**WORK TASK:** Look for the word "value" in the material below. Copy each line that has it.

○ ○ ○ ○ ○

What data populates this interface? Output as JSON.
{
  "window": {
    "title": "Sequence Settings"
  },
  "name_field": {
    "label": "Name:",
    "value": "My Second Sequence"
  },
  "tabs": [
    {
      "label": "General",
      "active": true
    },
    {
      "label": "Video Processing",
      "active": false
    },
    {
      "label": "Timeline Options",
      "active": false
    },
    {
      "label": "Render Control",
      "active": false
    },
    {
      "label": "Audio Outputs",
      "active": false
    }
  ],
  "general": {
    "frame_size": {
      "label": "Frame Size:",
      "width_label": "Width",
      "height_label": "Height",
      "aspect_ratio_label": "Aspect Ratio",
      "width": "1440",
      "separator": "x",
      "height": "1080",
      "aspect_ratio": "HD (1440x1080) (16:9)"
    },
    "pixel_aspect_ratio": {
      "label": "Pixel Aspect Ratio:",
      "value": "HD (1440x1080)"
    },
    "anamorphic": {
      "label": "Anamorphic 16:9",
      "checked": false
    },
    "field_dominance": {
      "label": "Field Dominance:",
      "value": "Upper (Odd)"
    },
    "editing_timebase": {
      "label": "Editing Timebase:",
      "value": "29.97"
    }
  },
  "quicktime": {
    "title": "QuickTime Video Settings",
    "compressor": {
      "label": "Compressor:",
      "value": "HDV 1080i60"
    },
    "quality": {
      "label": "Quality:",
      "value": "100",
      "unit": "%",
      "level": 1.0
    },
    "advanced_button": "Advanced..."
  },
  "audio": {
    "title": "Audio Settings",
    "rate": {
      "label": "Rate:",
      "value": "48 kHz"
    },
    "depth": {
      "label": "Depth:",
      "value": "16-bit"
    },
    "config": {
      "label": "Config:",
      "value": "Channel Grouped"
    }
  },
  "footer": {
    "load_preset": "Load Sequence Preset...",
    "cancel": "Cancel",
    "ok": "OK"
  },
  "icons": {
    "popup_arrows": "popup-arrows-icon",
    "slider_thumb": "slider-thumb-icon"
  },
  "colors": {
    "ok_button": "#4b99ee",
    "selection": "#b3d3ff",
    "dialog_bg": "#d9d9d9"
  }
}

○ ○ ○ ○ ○

**ANSWER FOR THIS EXERCISE:**
    "value": "My Second Sequence"
      "value": "HD (1440x1080)"
      "value": "Upper (Odd)"
      "value": "29.97"
      "value": "HDV 1080i60"
      "value": "100",
      "value": "48 kHz"
      "value": "16-bit"
      "value": "Channel Grouped"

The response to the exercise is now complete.